A classic car lovingly restored by two South Yorkshire enthusiasts is up and running again for the first time in more than 55 years - after passing its first ever MOT.

The vehicle – an Austin Heavy 12/4 – belongs to Ken Wyatt, councillor for Swinton in Rotherham, and his father-in-law Alan Pepper, who calls the car Constance Bertha after its one previous lady owner.

It was originally bought in 1934 from dealers Kennings of Sheffield for a then-princely sum of £295 by Joseph Bower - another Swinton councillor - for his daughter-in-law Constance Bertha Bower.

Later the car passed into the hands of Ken and Alan - and since then they have set about restoring the car to its former glory, preserving as many original features as possible.

“Other than essential items like the exhaust system and tyres the car is fully original,” said Ken.

“It even has the same carpets, seats and interior luxuries as the day it was bought.

“Under the bonnet is the original auto-vac, magneto and fuel tele-gauge.

“The car is quite an upmarket model and there are not many around in the world today.”

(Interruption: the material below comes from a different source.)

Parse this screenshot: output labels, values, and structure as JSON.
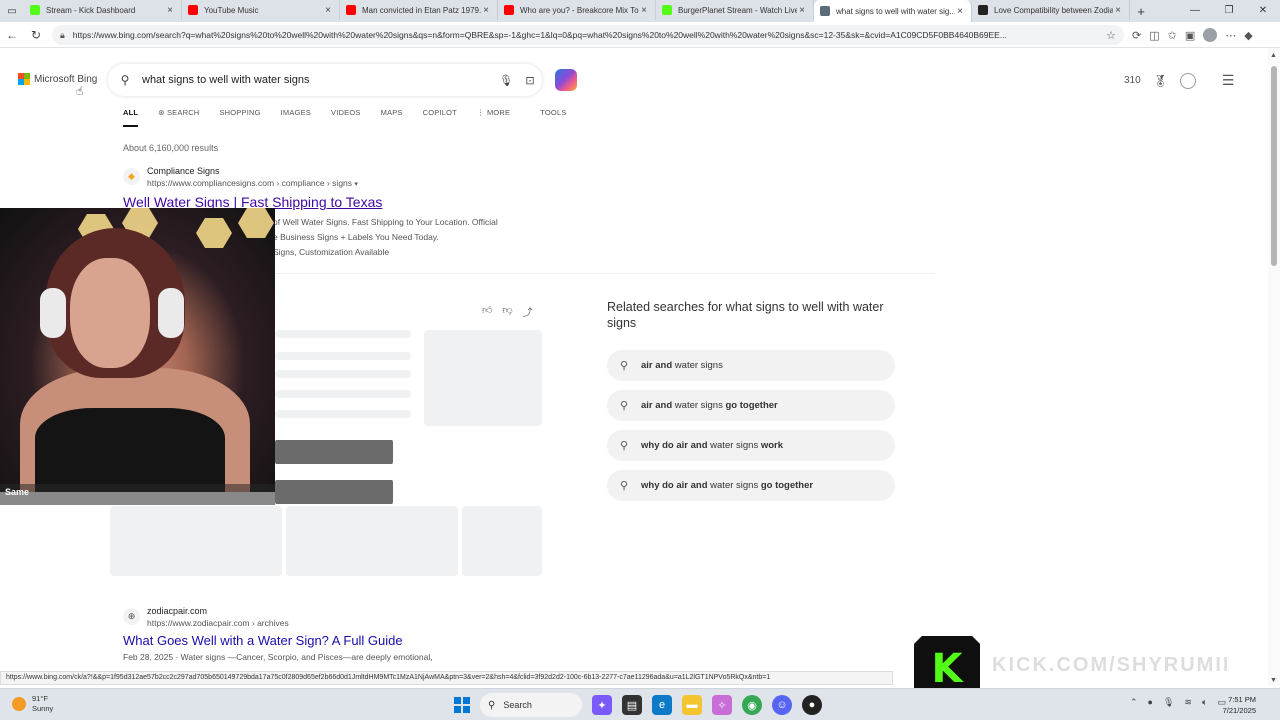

Ken said he regards the car as part of Swinton’s local heritage.

“It was bought by one of Swinton’s former councillors and is now owned by a current Swinton councillor,” he said.

“My father-in-law has invested a great deal of time in the restoration, demonstrating great patience and skill.”

Like any serious enthusiast, Ken is able to prove the authenticity of the car’s story, as he possesses all the original documentation including warranty, owner’s handbooks, price of parts, driver’s manual and service history.

“There’s even a receipt of the toll paid to pass through the Queensway Tunnel in Merseyside in 1934, the year the tunnel opened,” he said.

But Constance Bertha wasn’t able to hit the road again in the 21st century without passing her MOT, which was first introduced as a legal requirement in 1960, initially for cars more than 10 years old.

And after the veteran vehicle passed its test with flying colours, Ken said he and Alan now plan to show off the results of their hard work this summer. “I really hope we can use the car to raise funds for some local charities, visit schools and shows to share the story of Constance Bertha and how she links in to our local area,” he said.